● **What is expected**
Find the string "Chiang" in the records. Copy every line it appears in.

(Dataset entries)

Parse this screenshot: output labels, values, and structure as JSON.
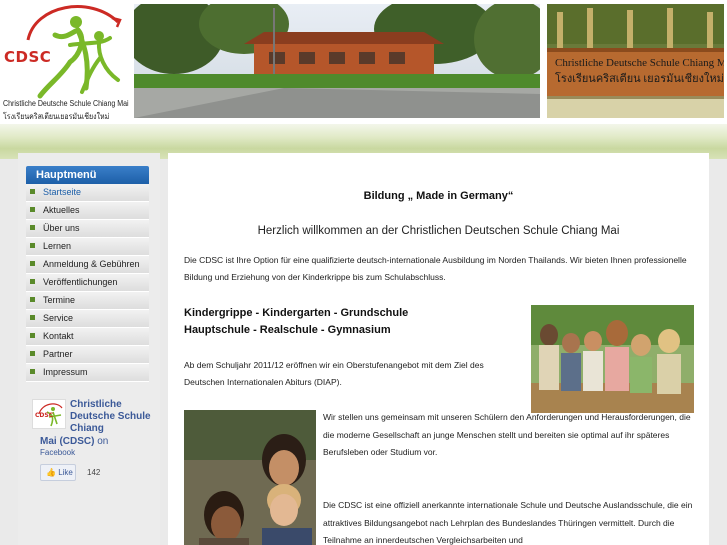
{
  "header": {
    "logo_abbr": "CDSC",
    "logo_name": "Christliche Deutsche Schule Chiang Mai",
    "logo_thai": "โรงเรียนคริสเตียนเยอรมันเชียงใหม่",
    "sign_text": "Christliche Deutsche Schule Chiang Mai",
    "sign_thai": "โรงเรียนคริสเตียน เยอรมันเชียงใหม่"
  },
  "sidebar": {
    "menu_title": "Hauptmenü",
    "items": [
      {
        "label": "Startseite"
      },
      {
        "label": "Aktuelles"
      },
      {
        "label": "Über uns"
      },
      {
        "label": "Lernen"
      },
      {
        "label": "Anmeldung & Gebühren"
      },
      {
        "label": "Veröffentlichungen"
      },
      {
        "label": "Termine"
      },
      {
        "label": "Service"
      },
      {
        "label": "Kontakt"
      },
      {
        "label": "Partner"
      },
      {
        "label": "Impressum"
      }
    ],
    "facebook": {
      "title": "Christliche Deutsche Schule Chiang",
      "title_cont": "Mai (CDSC)",
      "on": "on",
      "facebook": "Facebook",
      "like": "Like",
      "count": "142",
      "logo_text": "CDSC"
    }
  },
  "content": {
    "title": "Bildung „ Made in Germany“",
    "welcome": "Herzlich willkommen an der Christlichen Deutschen Schule Chiang Mai",
    "intro": "Die CDSC ist Ihre Option für eine qualifizierte deutsch-internationale Ausbildung im Norden Thailands. Wir bieten Ihnen professionelle Bildung und Erziehung von der Kinderkrippe bis zum Schulabschluss.",
    "schools_line1": "Kindergrippe - Kindergarten - Grundschule",
    "schools_line2": "Hauptschule - Realschule - Gymnasium",
    "abitur": "Ab dem Schuljahr 2011/12 eröffnen wir ein Oberstufenangebot mit dem Ziel des Deutschen Internationalen Abiturs (DIAP).",
    "challenges": "Wir stellen uns gemeinsam mit unseren Schülern den Anforderungen und Herausforderungen, die die moderne Gesellschaft an junge Menschen stellt und bereiten sie optimal auf ihr späteres Berufsleben oder Studium vor.",
    "recognised": "Die CDSC ist eine offiziell anerkannte internationale Schule und Deutsche Auslandsschule, die ein attraktives Bildungsangebot nach Lehrplan des Bundeslandes Thüringen vermittelt. Durch die Teilnahme an innerdeutschen Vergleichsarbeiten und"
  },
  "colors": {
    "menu_header": "#1d5fa8",
    "logo_red": "#cc2a24",
    "logo_green": "#7ab829",
    "facebook_blue": "#3b5998"
  }
}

● **Answer to this problem**
    "logo_name": "Christliche Deutsche Schule Chiang Mai",
    "sign_text": "Christliche Deutsche Schule Chiang Mai",
      "title": "Christliche Deutsche Schule Chiang",
    "welcome": "Herzlich willkommen an der Christlichen Deutschen Schule Chiang Mai",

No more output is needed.